--- Extracted material Enclosed Below ---

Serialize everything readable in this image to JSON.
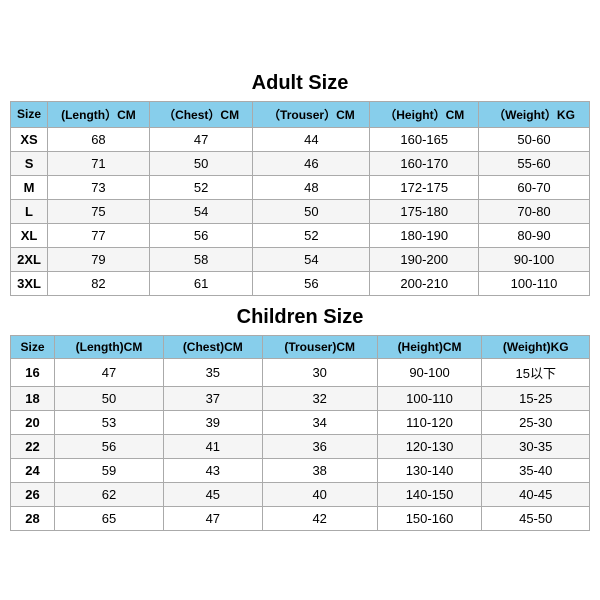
{
  "adult": {
    "title": "Adult Size",
    "headers": [
      "Size",
      "(Length）CM",
      "（Chest）CM",
      "（Trouser）CM",
      "（Height）CM",
      "（Weight）KG"
    ],
    "rows": [
      [
        "XS",
        "68",
        "47",
        "44",
        "160-165",
        "50-60"
      ],
      [
        "S",
        "71",
        "50",
        "46",
        "160-170",
        "55-60"
      ],
      [
        "M",
        "73",
        "52",
        "48",
        "172-175",
        "60-70"
      ],
      [
        "L",
        "75",
        "54",
        "50",
        "175-180",
        "70-80"
      ],
      [
        "XL",
        "77",
        "56",
        "52",
        "180-190",
        "80-90"
      ],
      [
        "2XL",
        "79",
        "58",
        "54",
        "190-200",
        "90-100"
      ],
      [
        "3XL",
        "82",
        "61",
        "56",
        "200-210",
        "100-110"
      ]
    ]
  },
  "children": {
    "title": "Children Size",
    "headers": [
      "Size",
      "(Length)CM",
      "(Chest)CM",
      "(Trouser)CM",
      "(Height)CM",
      "(Weight)KG"
    ],
    "rows": [
      [
        "16",
        "47",
        "35",
        "30",
        "90-100",
        "15以下"
      ],
      [
        "18",
        "50",
        "37",
        "32",
        "100-110",
        "15-25"
      ],
      [
        "20",
        "53",
        "39",
        "34",
        "110-120",
        "25-30"
      ],
      [
        "22",
        "56",
        "41",
        "36",
        "120-130",
        "30-35"
      ],
      [
        "24",
        "59",
        "43",
        "38",
        "130-140",
        "35-40"
      ],
      [
        "26",
        "62",
        "45",
        "40",
        "140-150",
        "40-45"
      ],
      [
        "28",
        "65",
        "47",
        "42",
        "150-160",
        "45-50"
      ]
    ]
  }
}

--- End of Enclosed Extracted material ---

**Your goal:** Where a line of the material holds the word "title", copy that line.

**Answer to this exercise:**
    "title": "Adult Size",
    "title": "Children Size",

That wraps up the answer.